WORK TO COMPLETE =>
I need the number of lines in the data that contain the word "Fall", and nothing beyond it.

+ + +

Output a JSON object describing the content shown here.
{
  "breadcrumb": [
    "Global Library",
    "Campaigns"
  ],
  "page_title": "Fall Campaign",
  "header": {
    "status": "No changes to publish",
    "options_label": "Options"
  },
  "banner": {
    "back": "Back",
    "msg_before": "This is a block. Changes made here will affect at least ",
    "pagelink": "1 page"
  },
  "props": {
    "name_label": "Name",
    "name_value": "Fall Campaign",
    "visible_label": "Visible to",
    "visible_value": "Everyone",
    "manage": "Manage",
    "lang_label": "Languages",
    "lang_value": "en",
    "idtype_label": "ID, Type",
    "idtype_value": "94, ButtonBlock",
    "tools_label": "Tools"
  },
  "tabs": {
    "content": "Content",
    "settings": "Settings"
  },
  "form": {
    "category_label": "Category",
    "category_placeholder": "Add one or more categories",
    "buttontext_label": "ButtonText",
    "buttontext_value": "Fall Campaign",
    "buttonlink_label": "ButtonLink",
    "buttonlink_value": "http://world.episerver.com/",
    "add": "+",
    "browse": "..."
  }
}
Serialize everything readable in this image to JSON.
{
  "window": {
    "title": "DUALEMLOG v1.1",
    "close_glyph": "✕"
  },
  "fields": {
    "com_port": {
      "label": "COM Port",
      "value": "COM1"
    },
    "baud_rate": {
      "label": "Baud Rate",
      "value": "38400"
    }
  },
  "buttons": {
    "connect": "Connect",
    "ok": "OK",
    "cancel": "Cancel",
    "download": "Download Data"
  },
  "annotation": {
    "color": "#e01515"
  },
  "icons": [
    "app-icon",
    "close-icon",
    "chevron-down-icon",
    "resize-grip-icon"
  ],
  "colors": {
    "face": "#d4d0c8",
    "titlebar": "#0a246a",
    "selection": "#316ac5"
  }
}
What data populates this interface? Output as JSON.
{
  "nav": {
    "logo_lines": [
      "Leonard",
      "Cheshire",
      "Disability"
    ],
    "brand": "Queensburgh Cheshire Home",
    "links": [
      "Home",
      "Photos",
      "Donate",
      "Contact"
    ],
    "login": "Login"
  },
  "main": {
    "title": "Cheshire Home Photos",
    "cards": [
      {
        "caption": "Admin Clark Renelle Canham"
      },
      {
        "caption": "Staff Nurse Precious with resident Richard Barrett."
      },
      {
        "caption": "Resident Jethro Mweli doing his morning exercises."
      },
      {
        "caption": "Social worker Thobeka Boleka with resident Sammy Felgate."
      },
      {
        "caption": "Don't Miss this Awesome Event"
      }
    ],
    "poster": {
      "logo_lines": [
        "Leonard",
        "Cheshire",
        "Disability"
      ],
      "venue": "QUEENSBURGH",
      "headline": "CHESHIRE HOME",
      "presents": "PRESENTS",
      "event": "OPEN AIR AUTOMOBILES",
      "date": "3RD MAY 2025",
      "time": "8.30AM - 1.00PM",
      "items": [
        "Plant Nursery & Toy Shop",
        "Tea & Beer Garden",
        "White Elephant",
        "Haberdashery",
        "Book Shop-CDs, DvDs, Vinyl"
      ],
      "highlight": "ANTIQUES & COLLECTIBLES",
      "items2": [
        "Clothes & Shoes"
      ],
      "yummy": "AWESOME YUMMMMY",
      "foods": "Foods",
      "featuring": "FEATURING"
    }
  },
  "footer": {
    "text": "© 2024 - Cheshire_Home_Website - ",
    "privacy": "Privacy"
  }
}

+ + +

ANSWER FOR THE TASK =>
3